- Interface dataset entries
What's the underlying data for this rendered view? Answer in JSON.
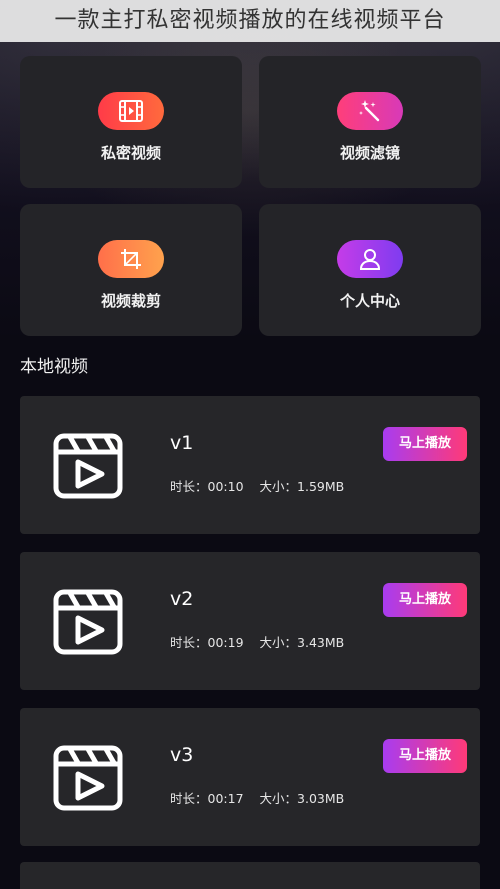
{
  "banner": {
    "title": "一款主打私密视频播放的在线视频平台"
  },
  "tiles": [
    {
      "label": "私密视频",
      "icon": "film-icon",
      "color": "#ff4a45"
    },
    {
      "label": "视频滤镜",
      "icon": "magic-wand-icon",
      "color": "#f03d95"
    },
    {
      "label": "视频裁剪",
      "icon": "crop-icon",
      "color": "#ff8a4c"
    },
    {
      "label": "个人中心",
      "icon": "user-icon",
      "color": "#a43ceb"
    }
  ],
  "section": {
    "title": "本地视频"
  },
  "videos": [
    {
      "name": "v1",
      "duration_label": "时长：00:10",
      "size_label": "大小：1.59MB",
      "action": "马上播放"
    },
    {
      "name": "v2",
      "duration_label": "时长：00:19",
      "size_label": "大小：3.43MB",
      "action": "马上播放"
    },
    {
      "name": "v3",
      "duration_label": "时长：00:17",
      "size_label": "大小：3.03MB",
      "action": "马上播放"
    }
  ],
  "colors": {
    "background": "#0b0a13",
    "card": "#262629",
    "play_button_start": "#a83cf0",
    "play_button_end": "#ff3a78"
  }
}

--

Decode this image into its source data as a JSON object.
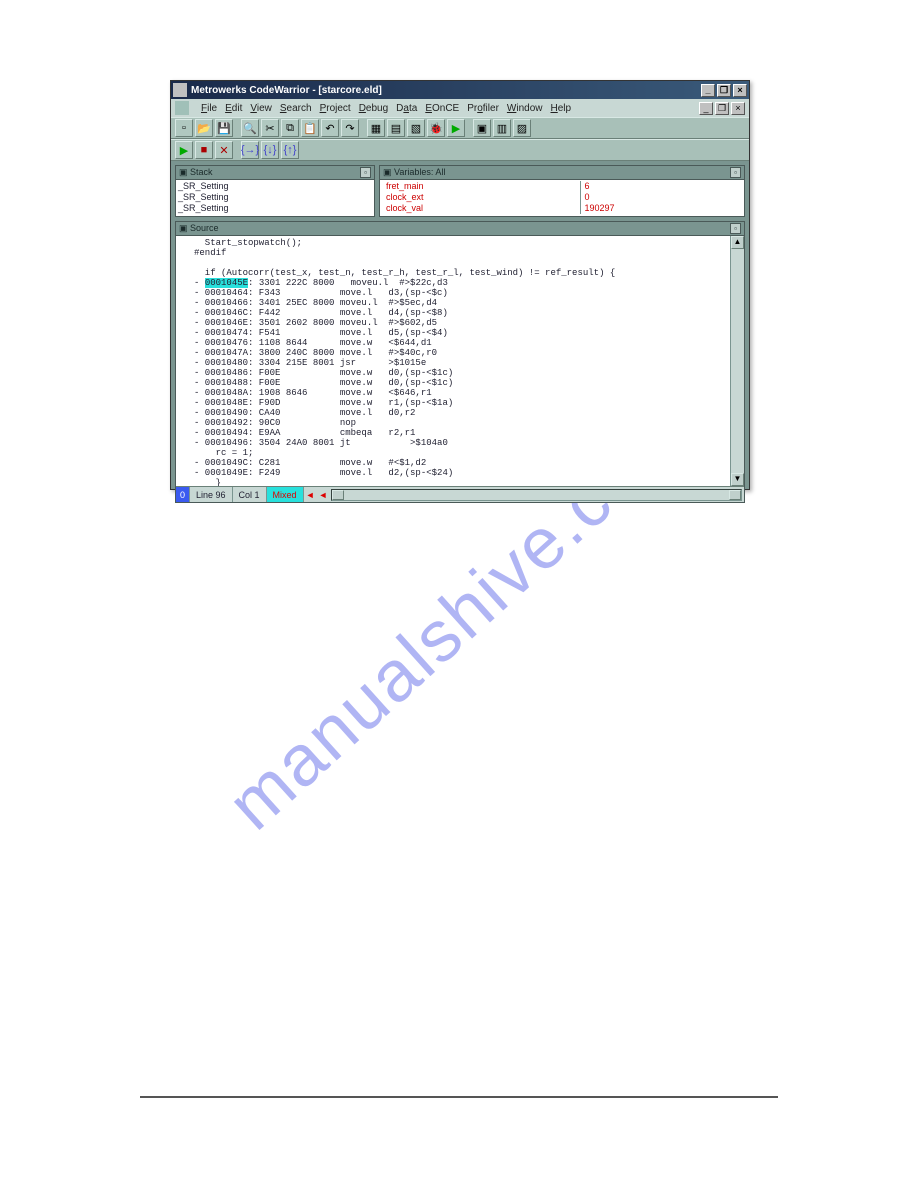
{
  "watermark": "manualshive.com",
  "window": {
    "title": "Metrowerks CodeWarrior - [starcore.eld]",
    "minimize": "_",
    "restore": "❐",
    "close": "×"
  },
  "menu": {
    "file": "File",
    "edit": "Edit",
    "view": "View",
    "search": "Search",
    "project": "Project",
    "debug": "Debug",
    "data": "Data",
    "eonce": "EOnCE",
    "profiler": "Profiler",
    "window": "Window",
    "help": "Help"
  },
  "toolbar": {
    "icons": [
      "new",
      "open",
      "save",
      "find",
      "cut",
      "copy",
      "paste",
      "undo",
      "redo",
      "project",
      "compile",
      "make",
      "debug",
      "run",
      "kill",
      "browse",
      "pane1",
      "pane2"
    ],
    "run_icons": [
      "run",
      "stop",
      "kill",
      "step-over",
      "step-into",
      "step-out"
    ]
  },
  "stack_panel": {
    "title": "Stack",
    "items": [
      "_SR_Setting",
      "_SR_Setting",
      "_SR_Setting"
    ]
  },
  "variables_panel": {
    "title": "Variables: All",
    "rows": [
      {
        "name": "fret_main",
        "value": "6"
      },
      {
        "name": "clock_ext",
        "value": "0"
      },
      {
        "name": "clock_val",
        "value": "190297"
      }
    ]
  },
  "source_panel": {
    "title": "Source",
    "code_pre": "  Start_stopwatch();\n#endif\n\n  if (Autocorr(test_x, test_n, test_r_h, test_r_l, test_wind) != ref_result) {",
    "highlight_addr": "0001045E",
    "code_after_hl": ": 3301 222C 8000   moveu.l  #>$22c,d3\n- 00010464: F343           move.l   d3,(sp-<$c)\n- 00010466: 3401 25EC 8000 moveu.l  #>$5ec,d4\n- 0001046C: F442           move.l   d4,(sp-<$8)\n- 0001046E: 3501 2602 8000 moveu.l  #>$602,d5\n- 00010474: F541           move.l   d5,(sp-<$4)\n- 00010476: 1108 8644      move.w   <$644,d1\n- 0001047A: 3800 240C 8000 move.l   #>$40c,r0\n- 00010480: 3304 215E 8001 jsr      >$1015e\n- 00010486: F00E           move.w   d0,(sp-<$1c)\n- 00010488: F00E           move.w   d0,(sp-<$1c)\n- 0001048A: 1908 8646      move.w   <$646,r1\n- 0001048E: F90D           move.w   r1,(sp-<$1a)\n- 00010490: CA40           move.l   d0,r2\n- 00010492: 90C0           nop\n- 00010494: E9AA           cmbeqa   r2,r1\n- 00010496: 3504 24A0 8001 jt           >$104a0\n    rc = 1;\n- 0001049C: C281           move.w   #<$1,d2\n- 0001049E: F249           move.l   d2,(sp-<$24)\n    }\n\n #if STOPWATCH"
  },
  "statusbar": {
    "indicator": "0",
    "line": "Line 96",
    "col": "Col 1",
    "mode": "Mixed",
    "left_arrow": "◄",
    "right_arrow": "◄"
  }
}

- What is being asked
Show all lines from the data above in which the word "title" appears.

- Written response
    "title": "一款主打私密视频播放的在线视频平台"
    "title": "本地视频"
    "title": "Metrowerks CodeWarrior - [starcore.eld]",
    "title": "Stack",
    "title": "Variables: All",
    "title": "Source",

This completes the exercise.